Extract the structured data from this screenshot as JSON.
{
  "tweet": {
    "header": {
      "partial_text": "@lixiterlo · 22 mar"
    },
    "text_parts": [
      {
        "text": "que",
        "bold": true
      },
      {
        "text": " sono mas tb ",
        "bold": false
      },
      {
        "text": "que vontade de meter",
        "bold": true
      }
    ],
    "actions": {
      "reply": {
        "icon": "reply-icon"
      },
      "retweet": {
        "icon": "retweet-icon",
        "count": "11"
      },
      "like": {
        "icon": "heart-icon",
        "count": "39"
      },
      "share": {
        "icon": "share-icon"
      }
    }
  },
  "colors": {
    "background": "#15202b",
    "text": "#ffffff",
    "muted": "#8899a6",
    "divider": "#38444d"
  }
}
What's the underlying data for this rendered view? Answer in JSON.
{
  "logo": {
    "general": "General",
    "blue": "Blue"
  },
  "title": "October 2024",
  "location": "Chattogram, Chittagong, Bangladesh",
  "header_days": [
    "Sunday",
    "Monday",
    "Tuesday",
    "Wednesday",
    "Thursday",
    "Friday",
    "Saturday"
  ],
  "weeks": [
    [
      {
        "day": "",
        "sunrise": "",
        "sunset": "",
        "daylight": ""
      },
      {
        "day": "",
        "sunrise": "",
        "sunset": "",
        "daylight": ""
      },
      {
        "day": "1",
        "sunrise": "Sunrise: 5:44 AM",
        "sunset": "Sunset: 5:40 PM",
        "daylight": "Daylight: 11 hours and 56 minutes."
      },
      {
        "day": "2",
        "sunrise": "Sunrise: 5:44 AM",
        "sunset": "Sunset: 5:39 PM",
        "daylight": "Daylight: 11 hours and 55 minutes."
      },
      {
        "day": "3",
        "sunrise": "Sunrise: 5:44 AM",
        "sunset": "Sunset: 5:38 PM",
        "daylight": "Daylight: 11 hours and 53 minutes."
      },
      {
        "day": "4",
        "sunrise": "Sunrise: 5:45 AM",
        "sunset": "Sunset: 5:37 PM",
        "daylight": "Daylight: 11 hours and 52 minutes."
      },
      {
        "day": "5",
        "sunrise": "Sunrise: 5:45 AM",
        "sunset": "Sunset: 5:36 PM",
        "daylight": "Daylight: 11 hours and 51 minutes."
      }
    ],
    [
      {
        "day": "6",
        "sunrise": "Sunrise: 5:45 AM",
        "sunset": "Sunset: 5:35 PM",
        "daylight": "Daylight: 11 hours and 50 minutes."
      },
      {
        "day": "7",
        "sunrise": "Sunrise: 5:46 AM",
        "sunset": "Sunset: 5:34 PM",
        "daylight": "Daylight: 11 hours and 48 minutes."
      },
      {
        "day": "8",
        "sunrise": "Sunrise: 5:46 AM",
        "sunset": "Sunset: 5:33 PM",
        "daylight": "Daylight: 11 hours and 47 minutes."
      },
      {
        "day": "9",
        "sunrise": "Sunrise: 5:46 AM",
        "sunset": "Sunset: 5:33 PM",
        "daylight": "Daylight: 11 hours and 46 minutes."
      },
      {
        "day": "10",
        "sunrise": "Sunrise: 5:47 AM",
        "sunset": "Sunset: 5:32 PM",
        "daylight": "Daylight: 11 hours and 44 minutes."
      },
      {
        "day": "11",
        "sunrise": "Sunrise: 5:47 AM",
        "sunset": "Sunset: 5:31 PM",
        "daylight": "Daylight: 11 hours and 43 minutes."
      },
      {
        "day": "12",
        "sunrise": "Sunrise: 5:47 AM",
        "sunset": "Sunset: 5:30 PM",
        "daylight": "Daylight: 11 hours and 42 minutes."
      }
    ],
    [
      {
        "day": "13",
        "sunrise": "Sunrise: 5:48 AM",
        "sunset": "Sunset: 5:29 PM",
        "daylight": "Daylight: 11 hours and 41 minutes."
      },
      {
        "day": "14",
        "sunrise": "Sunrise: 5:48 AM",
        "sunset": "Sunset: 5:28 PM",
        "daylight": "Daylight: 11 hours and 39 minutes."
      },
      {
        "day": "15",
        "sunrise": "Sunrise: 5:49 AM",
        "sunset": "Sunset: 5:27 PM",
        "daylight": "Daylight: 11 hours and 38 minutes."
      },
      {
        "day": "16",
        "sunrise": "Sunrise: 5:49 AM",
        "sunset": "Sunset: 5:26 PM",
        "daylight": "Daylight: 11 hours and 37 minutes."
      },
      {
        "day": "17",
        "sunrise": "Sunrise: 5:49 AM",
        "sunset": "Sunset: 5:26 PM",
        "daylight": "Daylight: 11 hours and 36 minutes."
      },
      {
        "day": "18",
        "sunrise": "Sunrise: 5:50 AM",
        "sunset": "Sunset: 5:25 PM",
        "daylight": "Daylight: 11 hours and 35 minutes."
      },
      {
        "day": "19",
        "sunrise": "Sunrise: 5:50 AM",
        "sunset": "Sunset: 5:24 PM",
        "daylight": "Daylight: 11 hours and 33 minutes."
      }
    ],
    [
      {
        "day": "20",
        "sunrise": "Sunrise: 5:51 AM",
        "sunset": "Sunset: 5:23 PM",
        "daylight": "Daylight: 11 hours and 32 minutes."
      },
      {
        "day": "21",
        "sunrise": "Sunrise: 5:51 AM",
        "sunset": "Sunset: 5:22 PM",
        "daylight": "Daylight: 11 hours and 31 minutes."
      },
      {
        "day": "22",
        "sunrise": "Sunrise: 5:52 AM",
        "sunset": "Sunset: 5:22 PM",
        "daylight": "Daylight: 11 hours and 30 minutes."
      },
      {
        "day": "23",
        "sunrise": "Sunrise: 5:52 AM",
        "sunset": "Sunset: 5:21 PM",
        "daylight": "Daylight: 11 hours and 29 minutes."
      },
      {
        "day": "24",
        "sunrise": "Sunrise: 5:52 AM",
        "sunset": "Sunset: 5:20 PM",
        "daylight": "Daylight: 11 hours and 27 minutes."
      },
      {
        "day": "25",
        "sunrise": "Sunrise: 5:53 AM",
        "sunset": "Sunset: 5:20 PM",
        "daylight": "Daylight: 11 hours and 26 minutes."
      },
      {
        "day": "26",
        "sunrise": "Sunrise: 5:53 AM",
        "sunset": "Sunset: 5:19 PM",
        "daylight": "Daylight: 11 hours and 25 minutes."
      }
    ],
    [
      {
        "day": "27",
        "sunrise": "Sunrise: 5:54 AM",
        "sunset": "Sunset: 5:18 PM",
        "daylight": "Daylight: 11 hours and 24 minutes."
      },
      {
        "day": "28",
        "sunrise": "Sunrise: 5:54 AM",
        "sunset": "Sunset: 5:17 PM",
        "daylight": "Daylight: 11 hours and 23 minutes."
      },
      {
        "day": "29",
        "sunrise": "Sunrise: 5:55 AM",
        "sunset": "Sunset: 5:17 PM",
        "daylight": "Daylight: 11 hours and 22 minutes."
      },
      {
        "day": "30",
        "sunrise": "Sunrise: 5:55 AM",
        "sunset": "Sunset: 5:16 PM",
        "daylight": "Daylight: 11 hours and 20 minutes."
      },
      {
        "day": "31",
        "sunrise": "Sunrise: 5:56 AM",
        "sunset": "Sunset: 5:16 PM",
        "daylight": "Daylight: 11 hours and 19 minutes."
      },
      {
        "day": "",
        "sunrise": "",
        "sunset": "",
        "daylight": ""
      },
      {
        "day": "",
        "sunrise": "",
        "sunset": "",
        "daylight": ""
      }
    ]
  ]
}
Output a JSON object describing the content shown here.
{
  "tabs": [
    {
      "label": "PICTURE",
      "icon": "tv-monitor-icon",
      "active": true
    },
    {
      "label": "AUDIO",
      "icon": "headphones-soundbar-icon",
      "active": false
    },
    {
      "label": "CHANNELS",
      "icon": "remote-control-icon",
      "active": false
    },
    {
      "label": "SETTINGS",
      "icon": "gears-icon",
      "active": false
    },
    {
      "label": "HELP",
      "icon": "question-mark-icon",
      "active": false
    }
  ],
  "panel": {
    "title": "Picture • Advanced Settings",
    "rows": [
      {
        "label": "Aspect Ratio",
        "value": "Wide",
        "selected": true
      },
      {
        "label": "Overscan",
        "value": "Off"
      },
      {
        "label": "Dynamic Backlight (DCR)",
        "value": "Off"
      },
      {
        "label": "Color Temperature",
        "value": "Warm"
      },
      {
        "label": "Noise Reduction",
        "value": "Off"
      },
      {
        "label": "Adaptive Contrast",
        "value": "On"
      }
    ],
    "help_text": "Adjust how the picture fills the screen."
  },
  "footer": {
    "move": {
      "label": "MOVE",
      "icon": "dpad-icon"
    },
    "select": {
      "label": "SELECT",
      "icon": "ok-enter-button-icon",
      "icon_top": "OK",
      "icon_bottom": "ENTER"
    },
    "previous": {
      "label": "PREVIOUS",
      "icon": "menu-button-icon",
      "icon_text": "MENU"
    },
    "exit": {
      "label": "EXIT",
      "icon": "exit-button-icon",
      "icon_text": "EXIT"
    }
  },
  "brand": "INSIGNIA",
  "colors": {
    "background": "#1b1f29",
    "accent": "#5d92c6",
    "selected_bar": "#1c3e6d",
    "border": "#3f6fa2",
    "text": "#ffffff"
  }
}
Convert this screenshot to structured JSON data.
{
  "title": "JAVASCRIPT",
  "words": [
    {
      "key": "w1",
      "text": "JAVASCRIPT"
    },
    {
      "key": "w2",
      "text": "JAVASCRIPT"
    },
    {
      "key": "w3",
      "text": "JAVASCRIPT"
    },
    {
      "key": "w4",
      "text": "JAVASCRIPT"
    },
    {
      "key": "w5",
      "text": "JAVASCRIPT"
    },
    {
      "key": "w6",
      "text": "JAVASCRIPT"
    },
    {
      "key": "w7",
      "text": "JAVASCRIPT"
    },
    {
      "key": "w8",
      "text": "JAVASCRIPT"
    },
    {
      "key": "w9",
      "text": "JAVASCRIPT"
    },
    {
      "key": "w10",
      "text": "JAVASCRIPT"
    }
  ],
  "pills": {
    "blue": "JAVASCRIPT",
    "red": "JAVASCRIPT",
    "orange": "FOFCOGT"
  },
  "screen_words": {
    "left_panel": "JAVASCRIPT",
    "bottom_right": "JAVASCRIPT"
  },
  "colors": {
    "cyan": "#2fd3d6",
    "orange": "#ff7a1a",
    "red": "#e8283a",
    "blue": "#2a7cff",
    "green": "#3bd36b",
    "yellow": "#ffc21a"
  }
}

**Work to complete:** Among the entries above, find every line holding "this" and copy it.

**Task response:**
Extract the structured data from this screenshot as JSON.
What's the underlying data for this rendered view? Answer in JSON.
Convert this screenshot to structured JSON data.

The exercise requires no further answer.